Those five years without her in Texas were really hard. I took up dance instead, and earned my pointe shoes – another dream come true – but it was not right without her there. We weren’t sure where we were going to be in another few months, always hoping for a job to come through, and my parents were gracious enough to hang on to my girls for me. By this time she was getting up there, although Arabs usually live pretty long, and I was praying that she would last long enough that we could be together again. Then we ended up in back in Virginia! And that itself was an answered prayer. Bringing Mariah down was the cream on the cake. And there we were: My crazy wild Terror of the Barn was carrying my toddler son for me, at a sedate (but by no means geriatric!) walk. Having my son ride my Mariah, my beautiful amazing girl now all white with years, the horse that everyone clicked their tongues about, who had dragged me through my front yard, who had fallen over and messed up my knee, who would get out of the field on occasion and run us a merry goose-chase, who caused my mother to wail, “Jaime, why couldn’t you have picked a nice horse?!”

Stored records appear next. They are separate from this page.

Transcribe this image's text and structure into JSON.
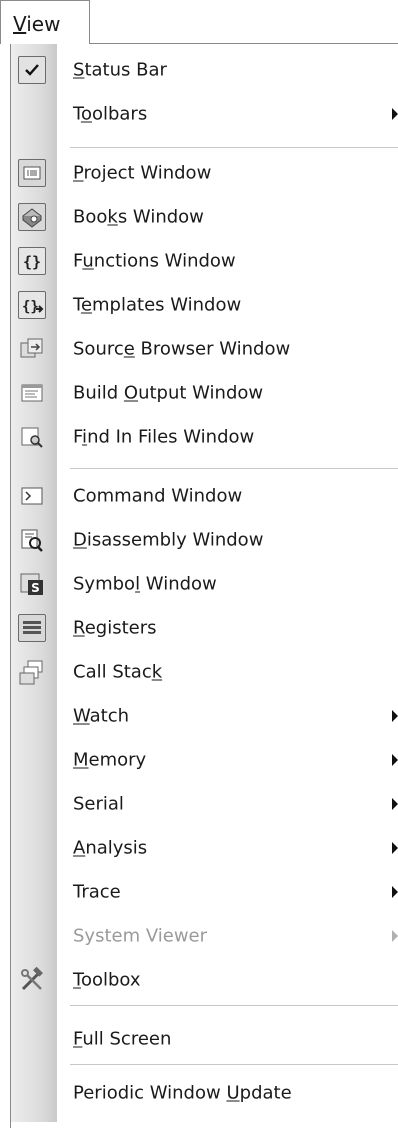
{
  "menubar": {
    "label_prefix": "",
    "label_underline": "V",
    "label_suffix": "iew"
  },
  "items": [
    {
      "pre": "",
      "u": "S",
      "post": "tatus Bar"
    },
    {
      "pre": "T",
      "u": "o",
      "post": "olbars"
    },
    {
      "pre": "",
      "u": "P",
      "post": "roject Window"
    },
    {
      "pre": "Boo",
      "u": "k",
      "post": "s Window"
    },
    {
      "pre": "F",
      "u": "u",
      "post": "nctions Window"
    },
    {
      "pre": "T",
      "u": "e",
      "post": "mplates Window"
    },
    {
      "pre": "Sourc",
      "u": "e",
      "post": " Browser Window"
    },
    {
      "pre": "Build ",
      "u": "O",
      "post": "utput Window"
    },
    {
      "pre": "F",
      "u": "i",
      "post": "nd In Files Window"
    },
    {
      "pre": "Command Window",
      "u": "",
      "post": ""
    },
    {
      "pre": "",
      "u": "D",
      "post": "isassembly Window"
    },
    {
      "pre": "Symbo",
      "u": "l",
      "post": " Window"
    },
    {
      "pre": "",
      "u": "R",
      "post": "egisters"
    },
    {
      "pre": "Call Stac",
      "u": "k",
      "post": ""
    },
    {
      "pre": "",
      "u": "W",
      "post": "atch"
    },
    {
      "pre": "",
      "u": "M",
      "post": "emory"
    },
    {
      "pre": "Serial",
      "u": "",
      "post": ""
    },
    {
      "pre": "",
      "u": "A",
      "post": "nalysis"
    },
    {
      "pre": "Trace",
      "u": "",
      "post": ""
    },
    {
      "pre": "System Viewer",
      "u": "",
      "post": ""
    },
    {
      "pre": "",
      "u": "T",
      "post": "oolbox"
    },
    {
      "pre": "",
      "u": "F",
      "post": "ull Screen"
    },
    {
      "pre": "Periodic Window ",
      "u": "U",
      "post": "pdate"
    }
  ],
  "state": {
    "status_bar_checked": true,
    "system_viewer_enabled": false
  }
}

senior picture

But I hadn’t “picked” her, not really. The heart has reasons . . . But the reason was, really, that she needed me. She needed me. She didn’t care how pretty or smart I was, or if I was funny or angsty or melancholic or sanguine or stylish or grunge. She needed me. It was, perhaps, my first encounter with really feeling unconditional love. Somehow, I had something that she needed, or rather, I was something that she needed. Lord knows I needed her. I learned more about Him, and His love, and how to love people, from that horse than almost anywhere else. Once, when I came up from school, her mane was a solid mat of burrs. Solid, from roots to tip. I took a spray bottle, once a cause for broken halters and ties, and spent 3 or 4 hours combing out her mane. She stood there snoozing, one foot cocked up and her nose resting on a fence rail.

I wasn’t quite ready for her go. I had it in my head, somehow, that she would make it to 32. About six weeks before she turned 31, though (her birthday is 25 May), I went out to feed and she was down. Oh, no. Oh no oh no oh no. I called the vet, who said “keep her up and moving and I’ll get there when I finish with the current emergency call. So, I strapped my baby on my back and walked my old lady for an hour. So many times she almost went down; I would talk to her and she would take another step and we’d go ’round the yard again. When the vet came, the diagnosis was twisted intestines, and at almost 31 there’s only one answer for that. I called Ryan, who was at the airport, and cried harder than I had since Sarah died.

Breath of Mariah

Even with all these words, I can’t come close to conveying how much a part of my life she was, how much a part of who I am is because of her. She was my girl, and I was hers – even though she was a stinker about me catching her almost to the very end! She’s buried in my back yard, and I haven’t really been able to talk about her. Until now, and there’s a reason for that. So, till next time . . .



Tree and Leaf

Welcome! Thanks for stopping by my new place. 😉 There is a season, so say The Byrds and Ecclesiastes, and it was high time to update and refresh my cyber claim-stake. Stay tuned for the first installment of a very mini-series on my “old lady,” my Arabian mare Mariah, and new beginnings.

So glad to have you, and hope you come again soon!